tive. Every dilemma based on a complete logical
disjunction, with no possibility of not choosing, is
an option of this forced kind.

4 Essays in Popular Philosophy.

3. Finally, if I were Dr. Nansen and proposed to
you to join my North Pole expedition, your option
would be momentous ; for this would probably be
your only similar opportunity, and your choice now
would either exclude you from the North Pole sort
of immortality altogether or put at least the chance
of it into your hands. He who refuses to embrace
a unique opportunity loses the prize as surely as if
he tried and failed. Per contra, the option is trivial
when the opportunity is not unique, when the stake
is insignificant, or when the decision is reversible if
it later prove unwise. Such trivial options abound
in the scientific life. A chemist finds an hypothesis
live enough to spend a year in its verification : he
believes in it to that extent. But if his experiments
prove inconclusive either way, he is quit for his loss
of time, no vital harm being done.

It will facilitate our discussion if we keep all these
distinctions well in mind.


The next matter to consider is the actual psychol-
ogy of human opinion. When we look at certain
facts, it seems as if our passional and volitional na-
ture lay at the root of all our convictions. When
we look at others, it seems as if they could do noth-
ing when the intellect had once said its say. Let
us take the latter facts up first.

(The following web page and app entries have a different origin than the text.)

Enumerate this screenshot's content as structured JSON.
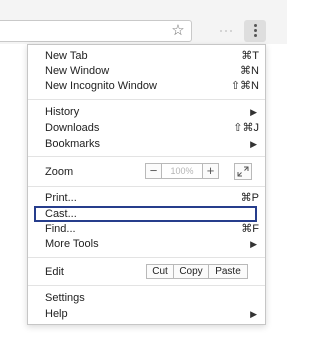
{
  "toolbar": {
    "star_icon": "star-icon",
    "menu_icon": "three-dot-menu-icon"
  },
  "menu": {
    "group1": [
      {
        "label": "New Tab",
        "shortcut": "⌘T"
      },
      {
        "label": "New Window",
        "shortcut": "⌘N"
      },
      {
        "label": "New Incognito Window",
        "shortcut": "⇧⌘N"
      }
    ],
    "group2": [
      {
        "label": "History",
        "submenu": true
      },
      {
        "label": "Downloads",
        "shortcut": "⇧⌘J"
      },
      {
        "label": "Bookmarks",
        "submenu": true
      }
    ],
    "zoom": {
      "label": "Zoom",
      "minus": "−",
      "value": "100%",
      "plus": "+"
    },
    "group4": [
      {
        "label": "Print...",
        "shortcut": "⌘P"
      },
      {
        "label": "Cast..."
      },
      {
        "label": "Find...",
        "shortcut": "⌘F"
      },
      {
        "label": "More Tools",
        "submenu": true
      }
    ],
    "edit": {
      "label": "Edit",
      "cut": "Cut",
      "copy": "Copy",
      "paste": "Paste"
    },
    "group6": [
      {
        "label": "Settings"
      },
      {
        "label": "Help",
        "submenu": true
      }
    ],
    "submenu_arrow": "▶",
    "highlight_color": "#263d8c"
  }
}
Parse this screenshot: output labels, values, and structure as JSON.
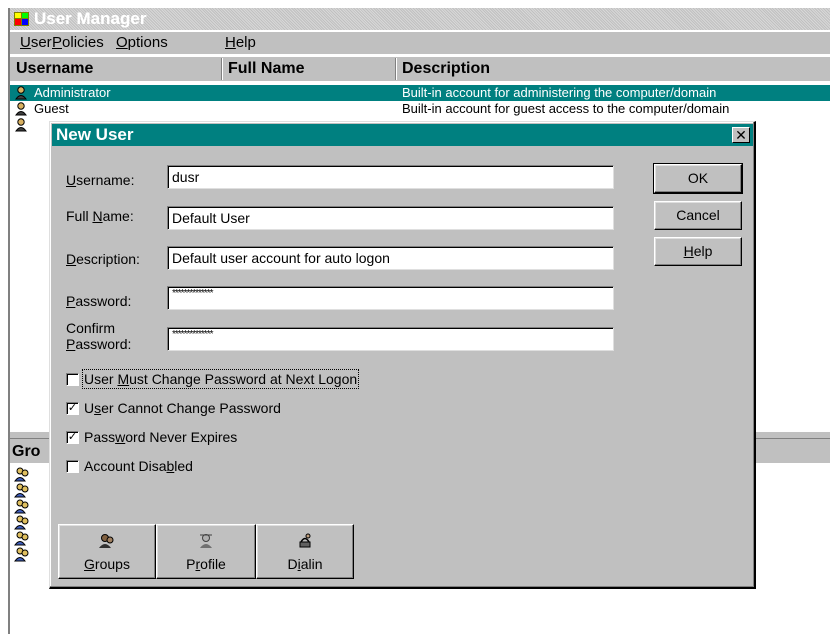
{
  "app": {
    "title": "User Manager"
  },
  "menubar": {
    "user": {
      "pre": "",
      "u": "U",
      "post": "ser"
    },
    "policies": {
      "pre": "",
      "u": "P",
      "post": "olicies"
    },
    "options": {
      "pre": "",
      "u": "O",
      "post": "ptions"
    },
    "help": {
      "pre": "",
      "u": "H",
      "post": "elp"
    }
  },
  "user_list": {
    "headers": {
      "username": "Username",
      "full_name": "Full Name",
      "description": "Description"
    },
    "rows": [
      {
        "username": "Administrator",
        "full_name": "",
        "description": "Built-in account for administering the computer/domain",
        "selected": true
      },
      {
        "username": "Guest",
        "full_name": "",
        "description": "Built-in account for guest access to the computer/domain",
        "selected": false
      }
    ]
  },
  "groups_panel": {
    "header_partial": "Gro"
  },
  "dialog": {
    "title": "New User",
    "close_glyph": "✕",
    "labels": {
      "username": {
        "u": "U",
        "post": "sername:"
      },
      "full_name": {
        "pre": "Full ",
        "u": "N",
        "post": "ame:"
      },
      "description": {
        "u": "D",
        "post": "escription:"
      },
      "password": {
        "u": "P",
        "post": "assword:"
      },
      "confirm_line1": "Confirm",
      "confirm": {
        "u": "P",
        "post": "assword:"
      }
    },
    "fields": {
      "username": "dusr",
      "full_name": "Default User",
      "description": "Default user account for auto logon",
      "password": "**************",
      "confirm_password": "**************"
    },
    "buttons": {
      "ok": "OK",
      "cancel": "Cancel",
      "help": {
        "u": "H",
        "post": "elp"
      }
    },
    "checkboxes": [
      {
        "pre": "User ",
        "u": "M",
        "post": "ust Change Password at Next Logon",
        "checked": false,
        "mark": ""
      },
      {
        "pre": "U",
        "u": "s",
        "post": "er Cannot Change Password",
        "checked": true,
        "mark": "✓"
      },
      {
        "pre": "Pass",
        "u": "w",
        "post": "ord Never Expires",
        "checked": true,
        "mark": "✓"
      },
      {
        "pre": "Account Disa",
        "u": "b",
        "post": "led",
        "checked": false,
        "mark": ""
      }
    ],
    "bottom_buttons": {
      "groups": {
        "u": "G",
        "post": "roups",
        "icon": "groups-icon"
      },
      "profile": {
        "pre": "P",
        "u": "r",
        "post": "ofile",
        "icon": "profile-icon"
      },
      "dialin": {
        "pre": "D",
        "u": "i",
        "post": "alin",
        "icon": "dialin-icon"
      }
    }
  },
  "colors": {
    "teal": "#008080",
    "face": "#c0c0c0"
  }
}
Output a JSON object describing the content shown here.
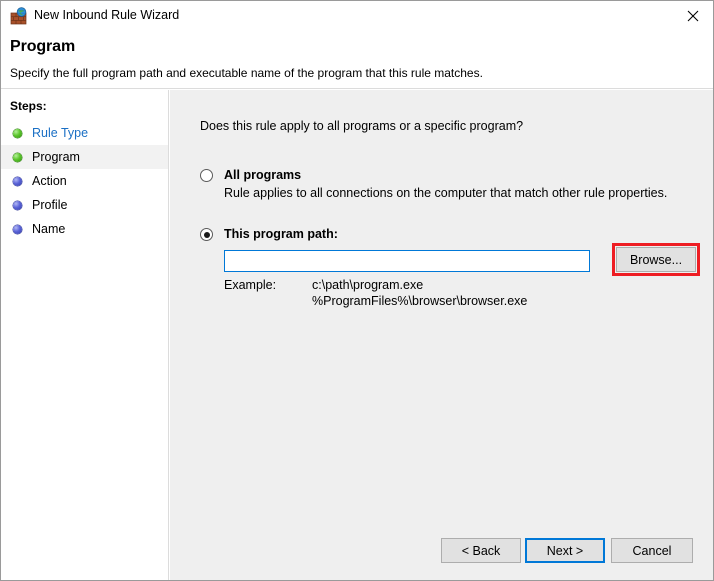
{
  "window": {
    "title": "New Inbound Rule Wizard",
    "icon": "firewall-icon",
    "close_label": "✕"
  },
  "header": {
    "title": "Program",
    "subtitle": "Specify the full program path and executable name of the program that this rule matches."
  },
  "sidebar": {
    "heading": "Steps:",
    "items": [
      {
        "label": "Rule Type",
        "state": "done",
        "style": "link",
        "current": false
      },
      {
        "label": "Program",
        "state": "done",
        "style": "plain",
        "current": true
      },
      {
        "label": "Action",
        "state": "pending",
        "style": "plain",
        "current": false
      },
      {
        "label": "Profile",
        "state": "pending",
        "style": "plain",
        "current": false
      },
      {
        "label": "Name",
        "state": "pending",
        "style": "plain",
        "current": false
      }
    ]
  },
  "main": {
    "question": "Does this rule apply to all programs or a specific program?",
    "options": [
      {
        "label": "All programs",
        "description": "Rule applies to all connections on the computer that match other rule properties.",
        "selected": false
      },
      {
        "label": "This program path:",
        "selected": true
      }
    ],
    "path_input": {
      "value": "",
      "placeholder": ""
    },
    "browse_label": "Browse...",
    "example": {
      "label": "Example:",
      "line1": "c:\\path\\program.exe",
      "line2": "%ProgramFiles%\\browser\\browser.exe"
    }
  },
  "footer": {
    "back_label": "< Back",
    "next_label": "Next >",
    "cancel_label": "Cancel"
  },
  "colors": {
    "accent_blue": "#0078d7",
    "highlight_red": "#ee1d23",
    "link_blue": "#1a6fc4",
    "step_done_green": "#5cc62c",
    "step_pending_blue": "#5b64d8",
    "main_bg": "#efefef",
    "button_bg": "#e1e1e1"
  }
}
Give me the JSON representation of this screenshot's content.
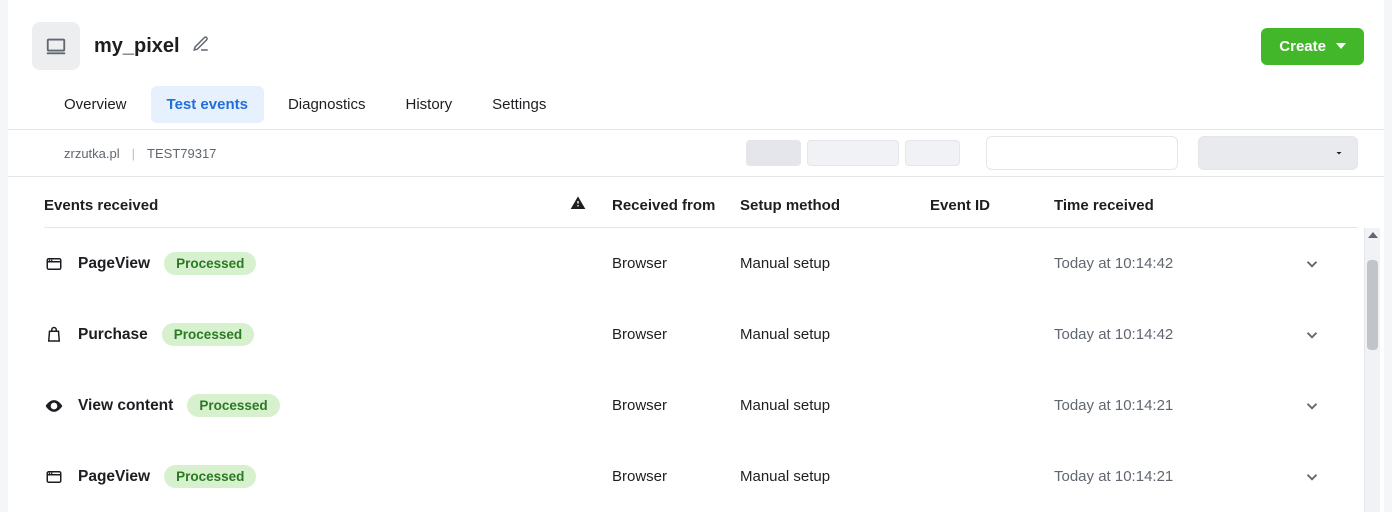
{
  "header": {
    "title": "my_pixel",
    "create_label": "Create"
  },
  "tabs": [
    {
      "label": "Overview",
      "active": false
    },
    {
      "label": "Test events",
      "active": true
    },
    {
      "label": "Diagnostics",
      "active": false
    },
    {
      "label": "History",
      "active": false
    },
    {
      "label": "Settings",
      "active": false
    }
  ],
  "breadcrumb": {
    "domain": "zrzutka.pl",
    "test_id": "TEST79317"
  },
  "table": {
    "columns": {
      "events": "Events received",
      "received_from": "Received from",
      "setup_method": "Setup method",
      "event_id": "Event ID",
      "time_received": "Time received"
    },
    "rows": [
      {
        "icon": "window",
        "name": "PageView",
        "status": "Processed",
        "received_from": "Browser",
        "setup_method": "Manual setup",
        "event_id": "",
        "time": "Today at 10:14:42"
      },
      {
        "icon": "bag",
        "name": "Purchase",
        "status": "Processed",
        "received_from": "Browser",
        "setup_method": "Manual setup",
        "event_id": "",
        "time": "Today at 10:14:42"
      },
      {
        "icon": "eye",
        "name": "View content",
        "status": "Processed",
        "received_from": "Browser",
        "setup_method": "Manual setup",
        "event_id": "",
        "time": "Today at 10:14:21"
      },
      {
        "icon": "window",
        "name": "PageView",
        "status": "Processed",
        "received_from": "Browser",
        "setup_method": "Manual setup",
        "event_id": "",
        "time": "Today at 10:14:21"
      }
    ]
  }
}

Does it not seem preposterous on the very face of
it to talk of our opinions being modifiable at will?
Can our will either help or hinder our intellect in
its perceptions of truth? Can we, by just willing it,
believe that Abraham Lincoln's existence is a myth,

The Will to Believe. 5

and that the portraits of him in McClure's Maga-
zine are all of some one else ? Can we, by any effort
of our will, or by any strength of wish that it were
true, believe ourselves well and about when we are
roaring with rheumatism in bed, or feel certain that
the sum of the two one-dollar bills in our pocket
must be a hundred dollars? We can say any of
these things, but we are absolutely impotent to be-
lieve them ; and of just such things is the whole

Online LibraryWilliam JamesWill to believe and other essays in popular philosophy → online text (page 1 of 25)